Healthy eating for folks like us used to be rather than gulping down fast food and banquet meals five days a week limiting oneself to four. But now, even writers have started using lettuce in lieu of bread and chewing on bars of what looks like horse feed. Taking that into consideration, I figured normal folks probably gave up caffeine about the time they started living almost exclusively calorie counting and carb free.
Turns out that’s not the case.
About five seconds after learning of the coffee pot’s demise, I made the equivalent of a 9-1-1 call over to Svatek’s Vending, the folks who keep us supplied with magic bean juice.
Hearing a cheerful “Good morning, how are you,” I tried to keep my voice from shaking as I confided, “We have a lot of jittery people over here.”
No other explanation was needed. That cheerful voice changed to concerned in an instance.
“Oh, sweetheart, they’re not here right now, but they’ll be here in about an hour. I’ll send them right over ... “(the try to hang on obvious in the tone).
C (Coffee time) minus 60 minutes and counting.
The notification that help was on the way rallied office spirits enough to advert violence, a mass walkout or group nap time.
The what if’s were mighty concerning, however, as I contemplated coffee pot rental, coffee bean candy, coffee drops or ... I’m somewhat ashamed to admit, energy drinks (things were really starting to get desperate).
No doubt there are people out there who truly enjoy those colorful cans with labels both encouraging and frightening. I don’t know anyone over the age of 35 who would recommend them, but I’m sure they’re out there somewhere.
Newsrooms hold tight to the past. You can still hear the clack of the keys (especially as things get frantic right around deadline), the phones still ring, we talk about headlines, cutlines, widows, orphans, bangers, kickers and morgues – everyday work lingo rather than literal places and actions – probably a good thing when you kill copy or find it bleeding.

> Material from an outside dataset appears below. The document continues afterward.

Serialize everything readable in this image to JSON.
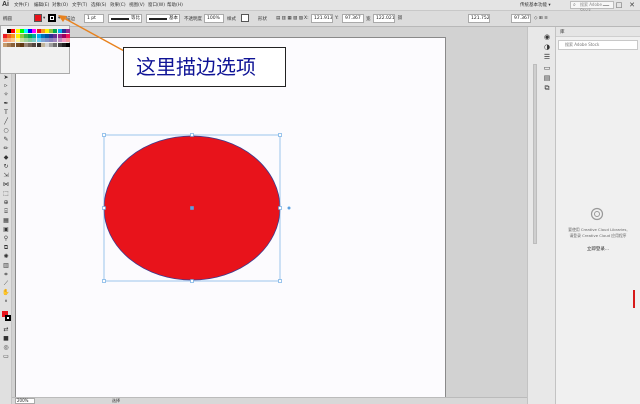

We did, however, give up the pneumatic tubes moving copy from section to section of the paper, overflowing ash trays and hard liquor lunches.
Take away caffeine too and things are going to get messy.
Luckily, the folks at Svatek wasted no time racing over, a rather intent fellow coming through the door with a replacement system on a dolly.
He didn’t say much, maybe caffeine-deprived journalists made him uncomfortable, but he may very well have saved the day and the edition you’re reading now.
Seven cups of hydration later, the clicks and clacks brought forth this column.
Probably a good thing I don’t use a hammer and nails to make a living.
(pause for a looong sip)
I wonder if that’s what happened wit when those boys over in Pisa tried to build that old-timey skyscraper? Would explain a whole lot wouldn’t it?